At an altitude of 7 miles (11 km) and a velocity of 900 mph (1,448 kph), a giant parachute will open, and in less than half a minute, the heat shield will fall away, exposing the underside of the rover.
A minute and a half later with the craft now about a mile high and falling at nearly 200 mph (322 kph), the back shell of the capsule and the parachute are jettisoned, leaving the rover attached only to the belly of a jet pack called a sky crane.
Eight jet thrusters on the crane immediately fire, jerking the craft out from under the parachute and abruptly slowing Curiosity's descent to about 1.5 mph (2.4 kph) as it nears the surface.
The sky crane then lowers the rover to the ground on nylon tethers that unspool from beneath the hovering jet pack. The cords are severed once Curiosity's wheels are on the surface, and the sky crane flies off to crash a safe distance away.
So hopeful are they of the sky crane's success that NASA officials see it as a model for the next generation of landers.
"I think what we have is a workhorse for the future," said Doug McCuistion, NASA's mars exploration program director.
Still, the engineers at mission control are leaving nothing to chance - not even superstition. In keeping with a decades-long tradition, the NASA flight team plan to break out a can of peanuts about an hour before touchdown, said David Oh, a flight director.
"Landing day will take all the good engineering and all the luck we have," he said.
Apple is striving to improve the environmental impact of its supply chain, which is responsible for more than 70 percent of its total carbon footprint, the official Xinhua news agency reported.
Social network to be integrated into Windows software in coming months, CEO says
New supermarket features no human cashiers, scheduled to open to public in early 2017
The organization cited missing letters in some words or mistakes in verses and punctuation in free Quran apps
The intervention in a Chinese company’s bid to buy German chip maker, Aixtron, comes after Chinese companies have spent billions to acquire technology in Europe and the United States.
Malware designed for cellphones are designed to steal email addresses and authentication data stored on the devices to access sensitive data from Gmail, Google Photos, Google Docs and other services, Check Point said.
Japan plans to build the world's fastest-known supercomputer as part of a government policy to get back Japan's mojo in the world of technology
The once-mighty Finnish company sold its device business to Microsoft in 2014, where phones were sold under the Lumia brand. But as Microsoft effectively exits the smartphone business, Nokia is set to return.
South Korea denied a request by Google to export digital-map date
Day after releasing new anti-harassment policies, company promotes ad for white supremacists
On trip to US, senior executives in tech industry tell investors of opportunities offered

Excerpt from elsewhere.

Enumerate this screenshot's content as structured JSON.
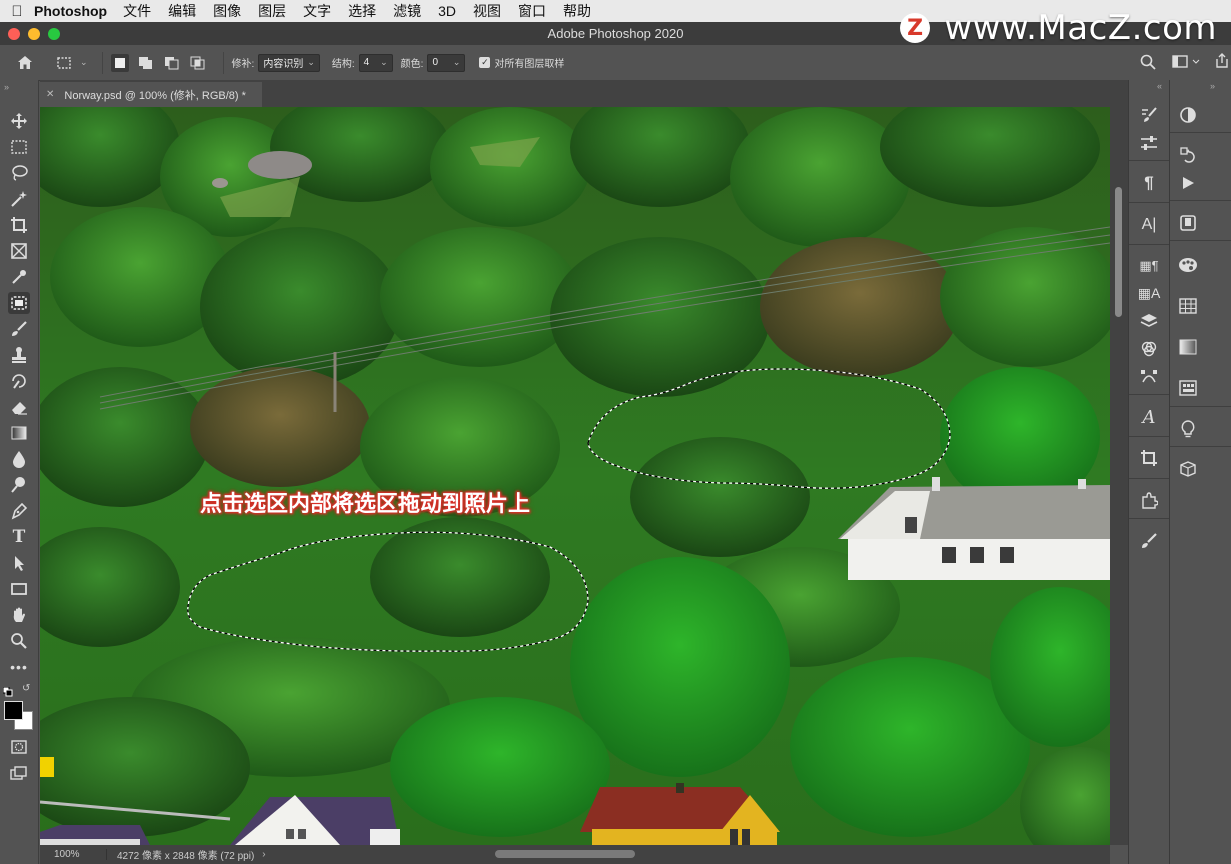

Facebook today announced that it has purchased CrowdTangle, a 4-year-old tool that publishers use to track how content spreads around the ...
Moscow City Court has upheld a ruling to block the LinkedIn professional network website.
Neither Tesla nor Grohmann have offered details of how much money is to change hands with the Tesla purchase of Grohmann
The presidential election is being debated extensively in the world media. One of the most important topics of discussion is the effect of Google on the US election. Donald Trump has accused Google of manipulating the remaining weeks and hours are now left behind. Trump accused has Google of hiding negative search results about Clinton and showing Clinton ahead in the polls.